Integrated Pest Management Plan for Common Carp in Normandale Lake_1/26/23

Normandale Lake 2021 Carp Management Report (PDF)

Normandale Lake 2020 Fisheries Report (PDF)

Improving Oxygen Conditions in the Lake

Improving oxygen conditions in Normandale Lake is another management strategy under consideration to further improve water quality and the ecological health of the lake. A 2017 study conducted by the District found that aquatic plants and filamentous algae play an important role in removing phosphorus from the water in Normandale Lake. However, dense and widespread growth of aquatic plants and filamentous algae can also inhibit oxygen transfer at the water surface, contributing to low oxygen levels that can stress fish populations and increase the potential for release of phosphorus from lake bottom sediments. Two management activities that might improve oxygen conditions in Normandale Lake include selective harvesting of the aquatic plants in a portion of the lake and installation of an oxygenation system. The District continues to study oxygen levels in the lake. After the District evaluates the effectiveness of the lake drawdown, alum treatment, and successive years of herbicide treatment, the District will determine if lake oxygenation and/or aquatic plant harvesting are necessary management strategies.

Measuring Effectiveness

Image of adaptive management graphicAdaptive Management

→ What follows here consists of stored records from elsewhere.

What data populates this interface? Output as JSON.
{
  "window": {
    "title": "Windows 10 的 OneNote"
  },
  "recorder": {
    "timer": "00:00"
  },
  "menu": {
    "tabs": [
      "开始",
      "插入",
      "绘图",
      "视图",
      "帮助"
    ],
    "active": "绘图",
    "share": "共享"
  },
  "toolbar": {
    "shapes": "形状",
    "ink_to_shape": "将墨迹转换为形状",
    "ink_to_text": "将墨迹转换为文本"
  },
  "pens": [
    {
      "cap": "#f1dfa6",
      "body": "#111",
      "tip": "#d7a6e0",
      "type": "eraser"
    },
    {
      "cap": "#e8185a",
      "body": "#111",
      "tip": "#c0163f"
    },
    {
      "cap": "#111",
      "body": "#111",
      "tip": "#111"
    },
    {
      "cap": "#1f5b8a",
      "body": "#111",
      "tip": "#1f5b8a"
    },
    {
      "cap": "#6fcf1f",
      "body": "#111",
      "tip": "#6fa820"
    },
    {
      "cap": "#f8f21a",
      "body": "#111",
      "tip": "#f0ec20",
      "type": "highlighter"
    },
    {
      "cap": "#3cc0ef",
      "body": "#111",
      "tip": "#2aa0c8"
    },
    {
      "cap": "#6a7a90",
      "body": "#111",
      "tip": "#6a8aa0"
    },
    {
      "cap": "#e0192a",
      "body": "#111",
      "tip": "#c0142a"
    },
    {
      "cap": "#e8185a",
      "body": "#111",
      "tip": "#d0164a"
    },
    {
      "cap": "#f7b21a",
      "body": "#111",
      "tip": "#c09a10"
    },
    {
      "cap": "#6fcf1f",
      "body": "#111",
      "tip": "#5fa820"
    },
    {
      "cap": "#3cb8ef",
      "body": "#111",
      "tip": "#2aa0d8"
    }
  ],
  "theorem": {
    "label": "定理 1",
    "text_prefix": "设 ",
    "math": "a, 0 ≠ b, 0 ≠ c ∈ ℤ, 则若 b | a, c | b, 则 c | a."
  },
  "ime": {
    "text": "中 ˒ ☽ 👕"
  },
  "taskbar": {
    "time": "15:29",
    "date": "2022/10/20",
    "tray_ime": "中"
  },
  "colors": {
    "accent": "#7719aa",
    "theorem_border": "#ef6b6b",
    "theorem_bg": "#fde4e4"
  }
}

The District uses an adaptive management approach for its projects. This allows the District to react to changing conditions, while also remaining mindful of the long-term goals for the resource. Adaptive management is an ongoing, systematic approach for natural resource management. It emphasizes identifying and predicting the outcome of management options, implementing management practices, monitoring the outcome(s), and incorporating what is learned into ongoing or future management decisions. The lake management practices considered as part of the Normandale Lake project are part of an adaptive management approach to improving the water quality and ecological health of Normandale Lake.

Project Monitoring

Image of graphic of monitoring activities in Normandale
The District is undertaking a comprehensive monitoring program to assess the effectiveness of management activities on Normandale Lake.

The District is implementing a comprehensive targeted monitoring program to assess the effectiveness of the Normandale Lake Project management activities as they are implemented. This will allow the District to evaluate the ongoing need for additional or repeat management activities. The District will conduct monitoring activities to measure water quality, particularly phosphorus, the health of the aquatic plant communities in Normandale Lake, and to measure the amount of curly-leaf pondweed in the lake.

Monitoring Results

Following the lake drawdown, phosphorous and chlorophyll-a in the lake have decreased while lake clarity has increased. Curly-leaf pondweed populations have decreased, but an herbicide treatment to manage for curly-leaf pondweed in 2024 is still likely. With management, native plant populations have thrived with a plant diversity well above state standards.

Complete water quality monitoring results from 2021: 2021 Water Quality Monitoring Report.

Visual monitoring

Staff have been routinely monitoring the visual conditions of Normandale Lake since 2021. Click on the monitoring points on the map to view 2022 summer lake conditions.


Contact Erica, District Administrator, at 952-358-2276.